Some of the following will have more stringent criteria than others, such as SBA and bank loans:
- Be in business 12+ months
- Have a personal credit score of 650+
- Have revenues of $50,000+
If you have bad credit, not to worry. A few of the loans discussed below may still be an option, though they’ll come at a higher cost.
With some of the best rates around for business loans, SBA loans are offered through banks who will work with you to choose the best SBA lending program for your needs (there are several). While you can usually get longer terms on these loans, you also typically need good credit.
While many traditional lenders like banks offer SBA loans for trucking businesses, others offer their own financial products.

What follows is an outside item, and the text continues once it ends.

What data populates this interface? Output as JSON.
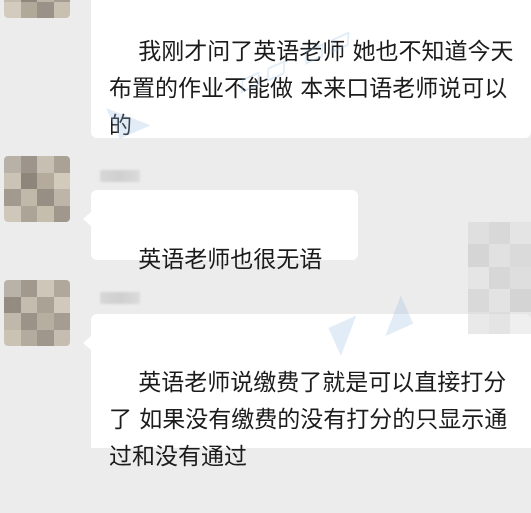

Small business loans can offer great rates, but the paperwork can take a while and the requirements can be high, so plan ahead.
A truck qualifies as equipment, so why not look into equipment financing? With equipment financing, your vehicle (or other commercial equipment) acts as your collateral for the loan. Requirements to qualify are typically easier than with bank loans.
Business Line of Credit
If you plan to buy several trucks over time, a business line of credit might be a good fit. It allows you to take out the amount you need when you need it, up to a capped amount.
Merchant Cash Advance
One of the more expensive types of credit, the merchant cash advance appeals to businesses that don’t have great credit. Rather than using your credit scores to decide whether to loan to you, these companies look instead at your revenues before approving you for a short-term loan. They come with high interest rates and short payment terms, so be cautious.
Business Credit Cards
While business credit cards aren’t truck loans per se, they may still come in handy in your trucking business. As you will continually have business expenses but not necessarily money to cover them at the same time, having a business credit card can help you maintain a steady cash flow.
Similar to how invoice factoring works, freight factoring allows you to sell an invoice for a load for immediate cash rather than waiting for your customer to pay for it. The freight factoring company will take a percentage of the invoice value in return.
Nav’s Verdict: Trucking Business Loan
If you’re ready to take your trucking business to the next level, a truck loan could provide the working capital you need to rocket you to success. Shop around for the best deal on semi truck financing, and make sure the lending partner doesn’t have parameters about the brand or type of truck you can purchase with the trucking loan.
- SBA Loans
- Traditional Bank Loans
- Merchant Cash Advance
- Micro Loans
- Cash Flow Loans
- Alternative Online Loans
- Construction Business Loans
- Retail Business Loans
- Restaurant Financing Options
- SBA 7(a) Loans
- SBA Express Loans